If a person considers there are grounds to have someone made a Ward of Court, that person should instruct a solicitor to take the necessary steps.  The solicitor must be furnished with all available details in relation to the medical evidence, next of kin, assets, income and liabilities of the proposed ward.   The usual application procedure involves a petitioner asking the High Court to hold an injury into whether or not the proposed ward is of unsound mind and whether nor not the proposed ward is capable of managing his or her own personal property.  The applications are normally made by a family member.  The application must include the opinion of two doctors.  Whereas they do not have to be psychiatrists they usually are.

Notifying the next of kin is a key element of the ward of court process

Notifying the next of kin is a key element of the ward of court process

Information to be included in the petition includes information about the Ward’s medical condition about his or her next of kin, about his or her assets and about his or her income.  The High Court then decides whether or not to conduct an injury and if an injury is so ordered the Ward is then examined by a doctor sent by the High Court.  If the application proceeds the Court may appoint a Committee to deal with the affairs of the Ward, the person who makes the application is usually the person authorised to act as the Committee.  The Petition to have a person made a Ward of Court must be served on that person who can object to the injury to have him or her made a Ward of Court.   Different types of property can be dealt with differently.

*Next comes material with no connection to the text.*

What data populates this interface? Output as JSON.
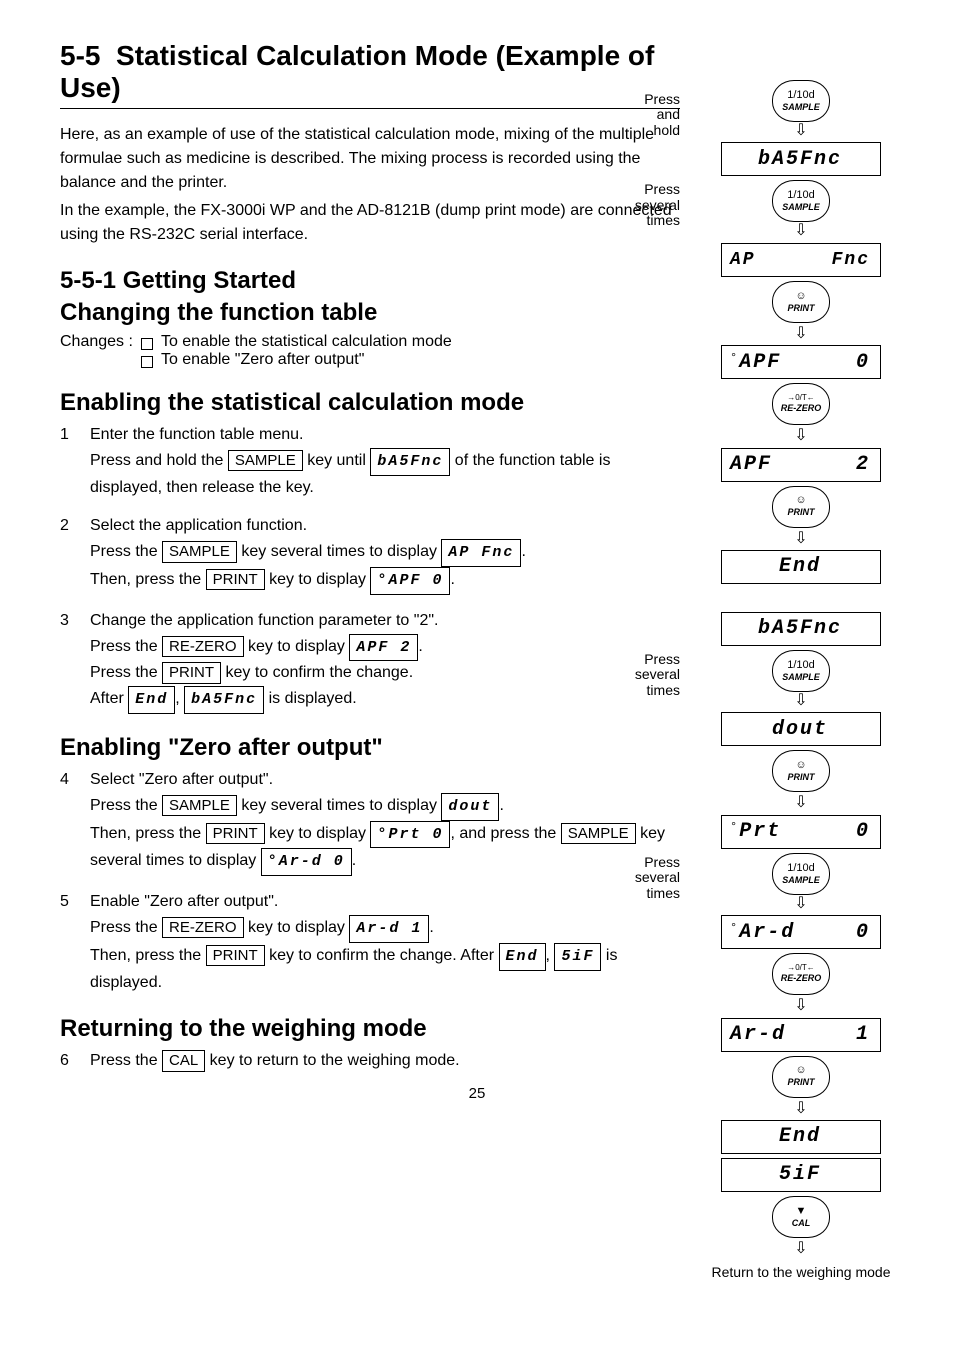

  • A dwellinghouse may be sold to provide for nursing home expenses.
  • Banks and Building Societies accounts are closed and the proceeds lodged in Court and invested for the benefit of the Ward to be made available for his or her maintenance and benefit.
  • When payments are required for the maintenance and benefit of the Ward and his dependants the Committee should write to the Wards of Court  Office and in particular the case officer assigned to the particular.   In most cases Nursing Home accounts are paid directly by the Wards of Courts Office from funds in Court.
  • An application by a Ward to be discharged from Wardship must be made to the Registrar of the Wards of Court in writing by the Ward or a solicitor on his behalf.  The application should be based on medical evidence to the effect that the Ward is now not of unsound mind and capable of managing his or her own affairs.  The High Court will consider the application on the basis of the medical evidence available.

On the death of a Ward after discharge of his or her death and when a grant or probate or administration has issued his or her estate is distributed amongst the persons entitled it is necessary for a formal application to be made to conclude the wardship proceedings, this is known as a dismissal application.  Pending this funds are being available by the Court to pay such expenses such as funeral expenses, nursing home charges and any other legitimate expenses.

Often persons under the age of 18 years persons are taken into Wardship as minors for certain reasons, it might considered necessary to take a person under the age of 18 years into wardship where that minor has been awarded substantial damages by a Court or has special housing or care needs.  If the house is being purchased from his or her own funds, the house must be registered in his or her own name and it is necessary for him or her to be taken into wardship so that the legal formalities on his or her behalf can be complied with the minor who has been brought into wardship attains the age of majority and if he or she has full mental capacity, he may then apply to the President of the High Court for payment out to him or her of any funds in Court to which he or she is entitled.

If you require any further information regarding the Wards of Court Procedure please contact Geraldine Kearney or Colm Kelly solicitors of this office at  or who have vast experience in dealing with wards of court applications.